EXERCISE OBJECTIVE:
Look for "this" in the material below and show each line that contains it.

-- THE DATA follows --

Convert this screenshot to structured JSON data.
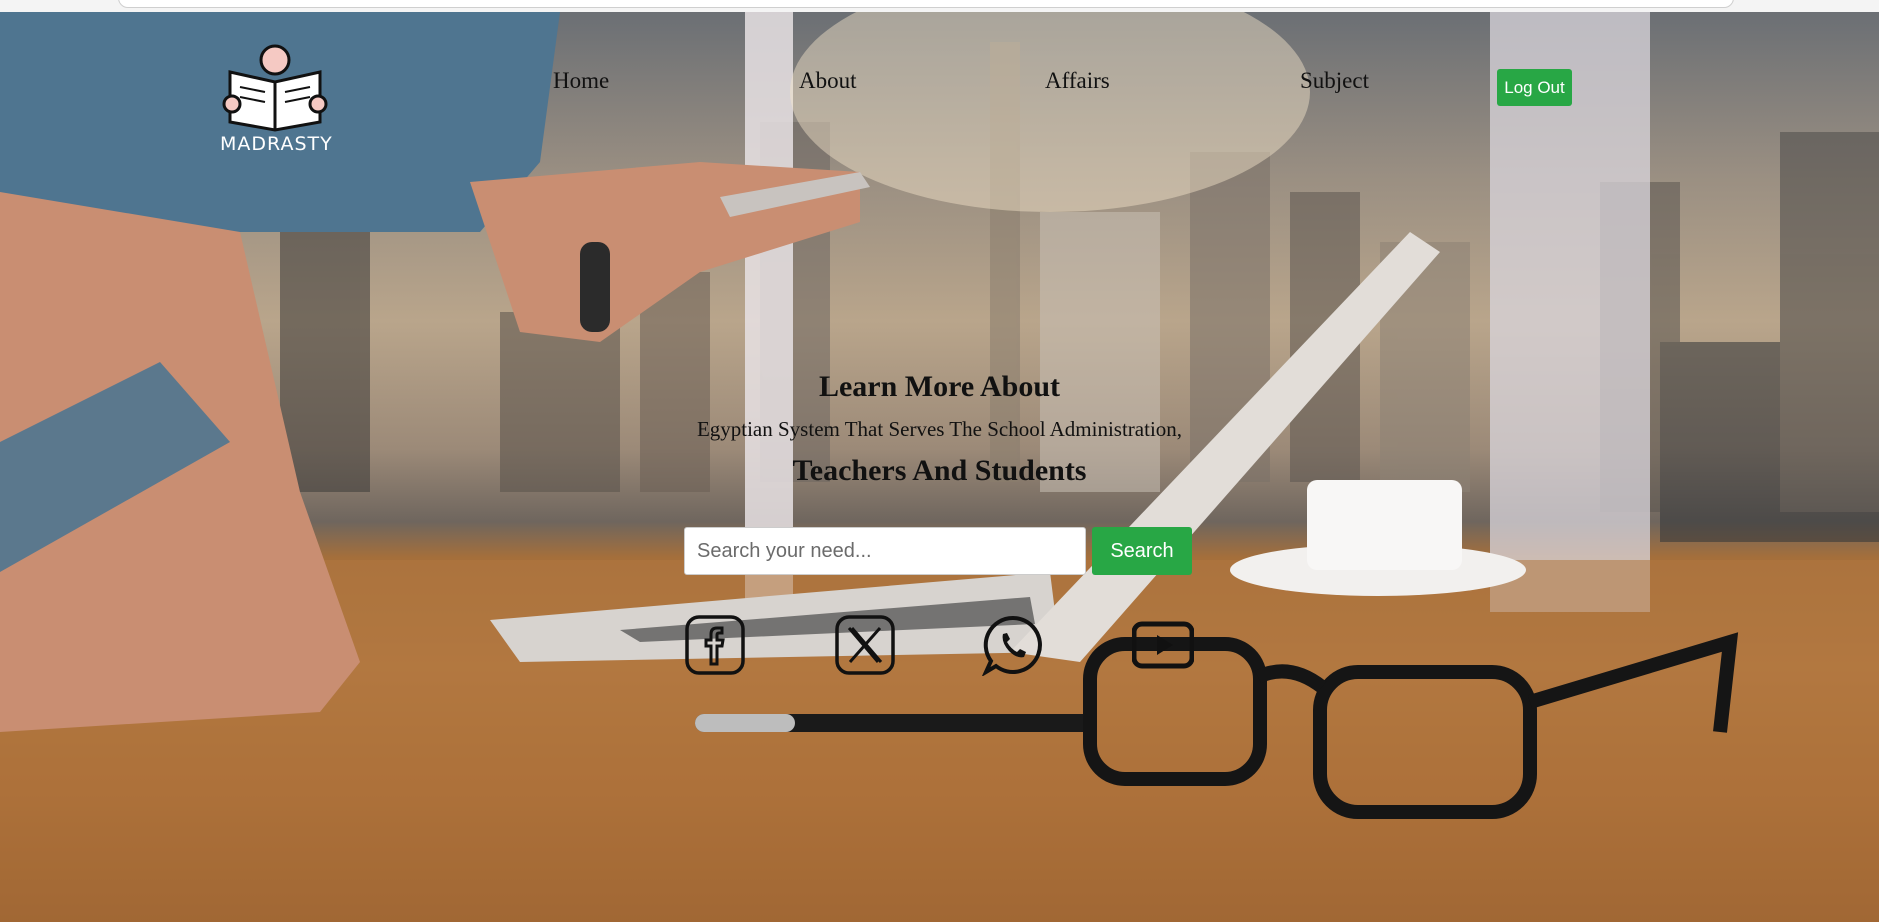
{
  "brand": {
    "name": "MADRASTY"
  },
  "nav": {
    "home": "Home",
    "about": "About",
    "affairs": "Affairs",
    "subject": "Subject",
    "logout": "Log Out"
  },
  "hero": {
    "title": "Learn More About",
    "subtitle": "Egyptian System That Serves The School Administration,",
    "title2": "Teachers And Students"
  },
  "search": {
    "placeholder": "Search your need...",
    "button_label": "Search"
  },
  "social": {
    "icons": [
      "facebook-icon",
      "x-twitter-icon",
      "whatsapp-icon",
      "youtube-icon"
    ]
  },
  "colors": {
    "accent_green": "#28a745",
    "text_dark": "#111111",
    "logo_white": "#ffffff"
  }
}
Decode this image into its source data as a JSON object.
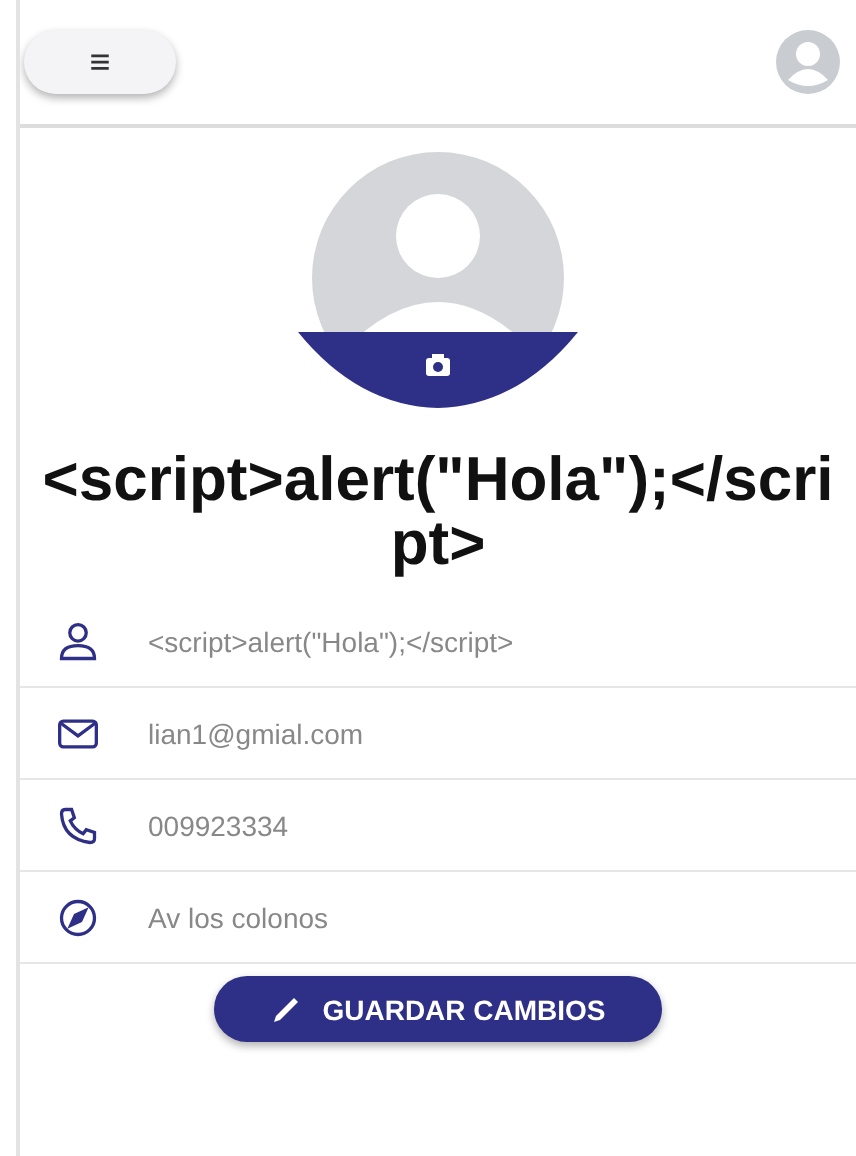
{
  "header": {
    "menu_icon": "≡"
  },
  "profile": {
    "name": "<script>alert(\"Hola\");</script>"
  },
  "fields": [
    {
      "kind": "user",
      "value": "<script>alert(\"Hola\");</script>"
    },
    {
      "kind": "email",
      "value": "lian1@gmial.com"
    },
    {
      "kind": "phone",
      "value": "009923334"
    },
    {
      "kind": "address",
      "value": "Av los colonos"
    }
  ],
  "save_button": {
    "label": "GUARDAR CAMBIOS"
  }
}
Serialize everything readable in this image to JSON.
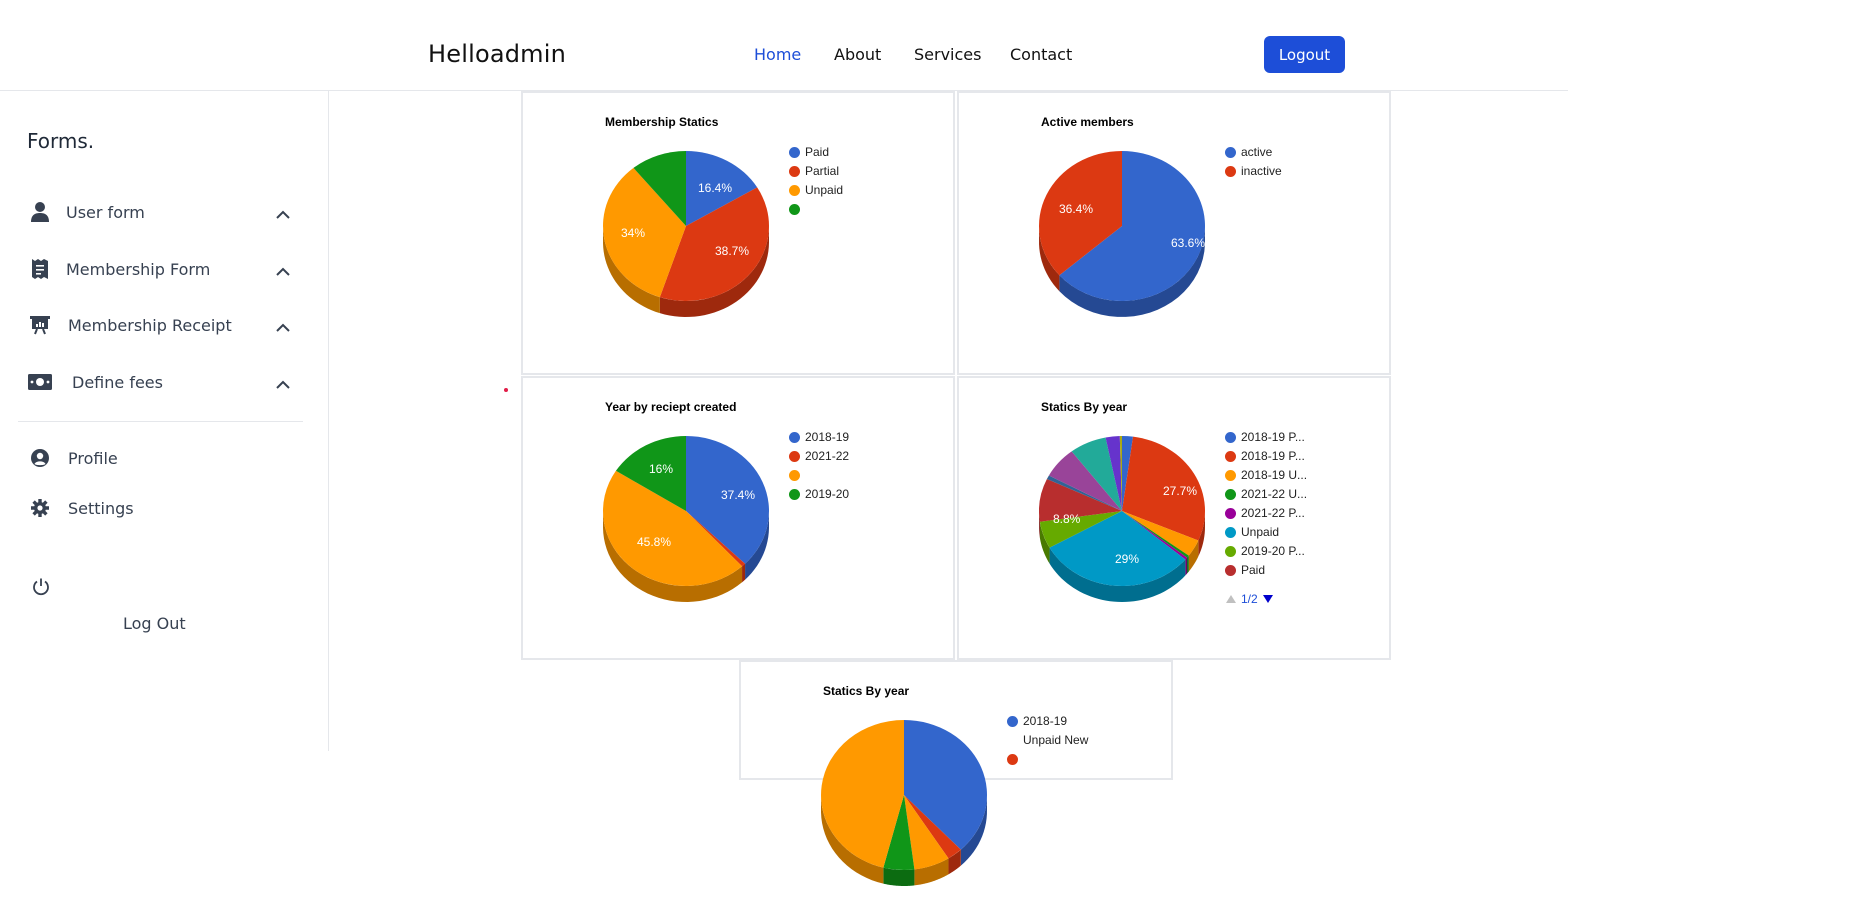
{
  "header": {
    "brand": "Helloadmin",
    "nav": [
      "Home",
      "About",
      "Services",
      "Contact"
    ],
    "logout_label": "Logout"
  },
  "sidebar": {
    "title": "Forms.",
    "items": [
      {
        "label": "User form",
        "icon": "user-icon"
      },
      {
        "label": "Membership Form",
        "icon": "receipt-icon"
      },
      {
        "label": "Membership Receipt",
        "icon": "presentation-icon"
      },
      {
        "label": "Define fees",
        "icon": "money-icon"
      }
    ],
    "bottom": [
      {
        "label": "Profile",
        "icon": "user-circle-icon"
      },
      {
        "label": "Settings",
        "icon": "gear-icon"
      }
    ],
    "logout_label": "Log Out"
  },
  "charts": {
    "c1": {
      "title": "Membership Statics",
      "legend": [
        "Paid",
        "Partial",
        "Unpaid",
        ""
      ],
      "labels": [
        "16.4%",
        "38.7%",
        "34%"
      ]
    },
    "c2": {
      "title": "Active members",
      "legend": [
        "active",
        "inactive"
      ],
      "labels": [
        "63.6%",
        "36.4%"
      ]
    },
    "c3": {
      "title": "Year by reciept created",
      "legend": [
        "2018-19",
        "2021-22",
        "",
        "2019-20"
      ],
      "labels": [
        "37.4%",
        "45.8%",
        "16%"
      ]
    },
    "c4": {
      "title": "Statics By year",
      "legend": [
        "2018-19 P...",
        "2018-19 P...",
        "2018-19 U...",
        "2021-22 U...",
        "2021-22 P...",
        "Unpaid",
        "2019-20 P...",
        "Paid"
      ],
      "labels": [
        "27.7%",
        "29%",
        "8.8%"
      ],
      "pager": "1/2"
    },
    "c5": {
      "title": "Statics By year",
      "legend": [
        "2018-19",
        "Unpaid New"
      ]
    }
  },
  "chart_data": [
    {
      "type": "pie",
      "title": "Membership Statics",
      "categories": [
        "Paid",
        "Partial",
        "Unpaid",
        ""
      ],
      "values": [
        16.4,
        38.7,
        34.0,
        10.9
      ],
      "colors": [
        "#3366cc",
        "#dc3912",
        "#ff9900",
        "#109618"
      ]
    },
    {
      "type": "pie",
      "title": "Active members",
      "categories": [
        "active",
        "inactive"
      ],
      "values": [
        63.6,
        36.4
      ],
      "colors": [
        "#3366cc",
        "#dc3912"
      ]
    },
    {
      "type": "pie",
      "title": "Year by reciept created",
      "categories": [
        "2018-19",
        "2021-22",
        "",
        "2019-20"
      ],
      "values": [
        37.4,
        0.8,
        45.8,
        16.0
      ],
      "colors": [
        "#3366cc",
        "#dc3912",
        "#ff9900",
        "#109618"
      ]
    },
    {
      "type": "pie",
      "title": "Statics By year",
      "categories": [
        "2018-19 P...",
        "2018-19 P...",
        "2018-19 U...",
        "2021-22 U...",
        "2021-22 P...",
        "Unpaid",
        "2019-20 P...",
        "Paid"
      ],
      "values": [
        2.0,
        27.7,
        3.5,
        0.5,
        0.5,
        29.0,
        5.5,
        8.8,
        0.8,
        6.4,
        6.8,
        2.6,
        0.4
      ],
      "colors": [
        "#3366cc",
        "#dc3912",
        "#ff9900",
        "#109618",
        "#990099",
        "#0099c6",
        "#66aa00",
        "#b82e2e",
        "#316395",
        "#994499",
        "#22aa99",
        "#6633cc",
        "#aaaa11"
      ]
    }
  ],
  "colors": {
    "accent": "#1d4ed8",
    "red_dot": "#e11d48"
  }
}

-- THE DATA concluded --

COMPLETED EXERCISE:
Convert this screenshot to structured JSON data.
Decode this image into its source data as a JSON object.
Serialize everything readable in this image to JSON.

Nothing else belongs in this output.